Method. The heading of this section is up to you. I call it “method”, but you can call it whatever you want. This is the main part of your paper. If you are proposing a new idea, you need to explain your idea. If you are studying some phenonomenon, you need to explain the insights behind the phenonomenon. A good method section should contain a few very carefully drawn figures to illustrate your ideas. Depending on the nature of your project, you may want to combine this section with the experiment section. If this appears necessary for your work, please make your best judgement.
Experiment. As the heading suggests, this is the place where you put all your experimental results. If you are comparing with other methods, you need to define the evaluation metric. If you conduct an ablation study, explain why your ablation study is fair and meaningful. Memember, experiments are presented in order to show evidence of anything you claim. If you claim something, you’d better have an experiment to support.
Conclusion. People are sometimes confused about the conclusion section. In my opinion, conclusion is not the same as summary. Yes, you need to summarize the paper in this section. But more importantly, you want to explain the limitations of your findings. You also need to suggest future directions of your work. Sometimes, you may have found some unexpected outcomes. Then in the conclusion you may want to comment on them.
Acknowledgement. Acknowledge all the help you receive from others throughout the project.
Every paper is unique, and so you need to make the best judgement of what to include and what not to include in the paper. The above outline is recommended, but not mandatory. However, based on my past experience in reviewing papers, serving as program chairs and journal editors, the recommended outline is quite robust. So if it is your first time writing, please consider it.
Apr 30, Sunday, 4:59pm Eastern Time.
Hard deadline. No extension.
This is the paper that we will grade.
Please submit through gradescope.
Please use the official ICML 2021 LaTeX template to type your report. You can download the template at https://icml.cc/Conferences/2021/StyleAuthorInstructions
Page length: no more than 10 pages. References do not count towards the 10 pages.
No supplementary materials.
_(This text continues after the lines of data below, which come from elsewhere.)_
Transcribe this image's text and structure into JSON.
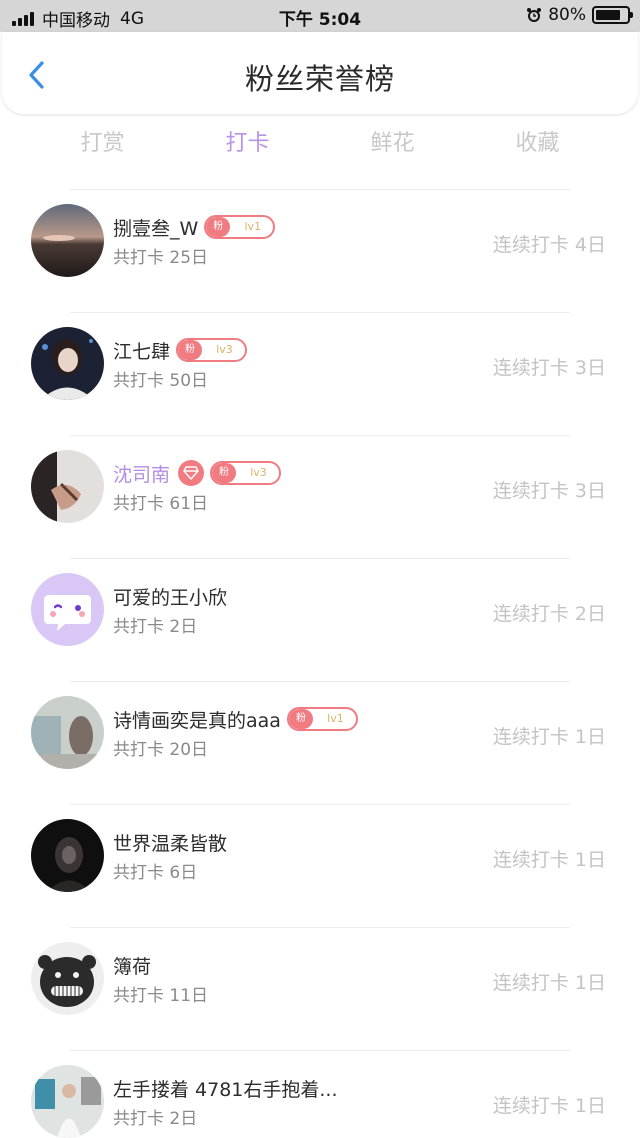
{
  "status_bar": {
    "carrier": "中国移动",
    "network": "4G",
    "time": "下午 5:04",
    "battery_text": "80%",
    "battery_level": 0.8
  },
  "header": {
    "title": "粉丝荣誉榜",
    "back_icon": "chevron-left-icon",
    "accent_color": "#3a8ee6"
  },
  "tabs": [
    {
      "label": "打赏",
      "active": false
    },
    {
      "label": "打卡",
      "active": true
    },
    {
      "label": "鲜花",
      "active": false
    },
    {
      "label": "收藏",
      "active": false
    }
  ],
  "colors": {
    "active_tab": "#b694e6",
    "badge": "#f07c81",
    "vip_name": "#b48ee4"
  },
  "fan_badge_label": "粉",
  "fans": [
    {
      "name": "捌壹叁_W",
      "level": "lv1",
      "total": "共打卡 25日",
      "streak": "连续打卡 4日",
      "vip": false,
      "avatar": "sunset-landscape"
    },
    {
      "name": "江七肆",
      "level": "lv3",
      "total": "共打卡 50日",
      "streak": "连续打卡 3日",
      "vip": false,
      "avatar": "woman-portrait"
    },
    {
      "name": "沈司南",
      "level": "lv3",
      "total": "共打卡 61日",
      "streak": "连续打卡 3日",
      "vip": true,
      "avatar": "hand-photo"
    },
    {
      "name": "可爱的王小欣",
      "level": null,
      "total": "共打卡 2日",
      "streak": "连续打卡 2日",
      "vip": false,
      "avatar": "default-chat-face"
    },
    {
      "name": "诗情画奕是真的aaa",
      "level": "lv1",
      "total": "共打卡 20日",
      "streak": "连续打卡 1日",
      "vip": false,
      "avatar": "blurry-room"
    },
    {
      "name": "世界温柔皆散",
      "level": null,
      "total": "共打卡 6日",
      "streak": "连续打卡 1日",
      "vip": false,
      "avatar": "dark-portrait"
    },
    {
      "name": "簿荷",
      "level": null,
      "total": "共打卡 11日",
      "streak": "连续打卡 1日",
      "vip": false,
      "avatar": "black-cartoon-face"
    },
    {
      "name": "左手搂着 4781右手抱着...",
      "level": null,
      "total": "共打卡 2日",
      "streak": "连续打卡 1日",
      "vip": false,
      "avatar": "person-indoor"
    }
  ]
}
All reports have to be self contained.
Do not change the margin, font size, etc.
Neural Ordinary Differential Equations
Informative video about the paper: https://youtu.be/V6nGT0Gakyg Note: Using machine learning models to describe differential processes
Unpaired Image-to-Image Translation using Cycle-Consistent Adversarial Networks
Project page: https://junyanz.github.io/CycleGAN/
Note: Unpaired supervised learning for generative models
Conditional Generative Adversarial Networks
Note: The generative-adversarial network that allow you to specify a label for the data you want to generate
Adaptive Convolutions with Per-pixel Dynamic Filter Atom
Note: Improving the convolutional architecture of CNNs using adaptive convolution kernels
Learning to Reweight Examples for Robust Deep Learning
Note: a method to dynamically generate weights for samples when the dataset is not balanced
Learning with Noisy Labels
Note: a robust machine learning method when your supervised dataset has noisy labels
Graduated Non-Convexity for Robust Spatial Perception: From Non-Minimal Solvers to Global Outlier Rejection
Informative video about the paper: https://youtu.be/F0AlzLA0DY8 Note: a theoretical paper that describes an uncertainty-aware model fitting method
Plug-and-Play ADMM for Image Restoration: Fixed Point Convergence and Applications
Note: an elegant method for image restoration problems in general
Practical Bayesian Optimization of Machine Learning Algorithms
Note: a very useful tool for finding optimal architecture for neural networks
Resources: - An good starting point is to read and implement this paper: Gaussian processes for machine learning.
Optimization as a model for few shot learning
Note: a door-opening work on metalearning